----- PROVIDED INFORMATION

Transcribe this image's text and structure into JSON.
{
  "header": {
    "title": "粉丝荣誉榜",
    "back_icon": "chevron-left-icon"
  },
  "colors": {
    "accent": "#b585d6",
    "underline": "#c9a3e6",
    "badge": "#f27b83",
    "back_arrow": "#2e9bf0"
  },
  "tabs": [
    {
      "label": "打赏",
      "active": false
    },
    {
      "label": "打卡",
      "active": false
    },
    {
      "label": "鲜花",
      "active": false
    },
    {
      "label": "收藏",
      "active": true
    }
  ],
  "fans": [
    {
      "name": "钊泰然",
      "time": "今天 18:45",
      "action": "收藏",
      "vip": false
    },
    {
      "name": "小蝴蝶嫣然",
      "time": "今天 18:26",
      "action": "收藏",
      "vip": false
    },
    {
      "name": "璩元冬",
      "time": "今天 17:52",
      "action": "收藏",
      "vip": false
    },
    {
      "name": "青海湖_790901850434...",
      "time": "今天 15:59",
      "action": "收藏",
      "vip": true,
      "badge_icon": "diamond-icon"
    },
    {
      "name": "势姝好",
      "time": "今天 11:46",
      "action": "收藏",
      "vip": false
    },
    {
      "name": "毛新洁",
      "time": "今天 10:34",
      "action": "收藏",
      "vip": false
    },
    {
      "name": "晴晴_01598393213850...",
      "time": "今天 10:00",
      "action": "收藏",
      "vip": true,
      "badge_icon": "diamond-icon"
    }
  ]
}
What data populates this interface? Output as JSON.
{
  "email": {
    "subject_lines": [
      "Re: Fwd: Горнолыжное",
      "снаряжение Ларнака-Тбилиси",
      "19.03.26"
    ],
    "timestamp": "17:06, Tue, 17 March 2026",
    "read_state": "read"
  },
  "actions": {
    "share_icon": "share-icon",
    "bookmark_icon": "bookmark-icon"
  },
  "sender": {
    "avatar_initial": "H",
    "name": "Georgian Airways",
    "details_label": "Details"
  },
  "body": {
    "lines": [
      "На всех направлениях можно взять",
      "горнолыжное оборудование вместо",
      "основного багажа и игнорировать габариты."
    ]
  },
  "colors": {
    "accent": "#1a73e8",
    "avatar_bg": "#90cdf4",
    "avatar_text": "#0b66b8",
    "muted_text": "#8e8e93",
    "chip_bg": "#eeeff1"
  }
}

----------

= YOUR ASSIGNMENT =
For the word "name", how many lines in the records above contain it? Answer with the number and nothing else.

= ANSWER SPACE =
8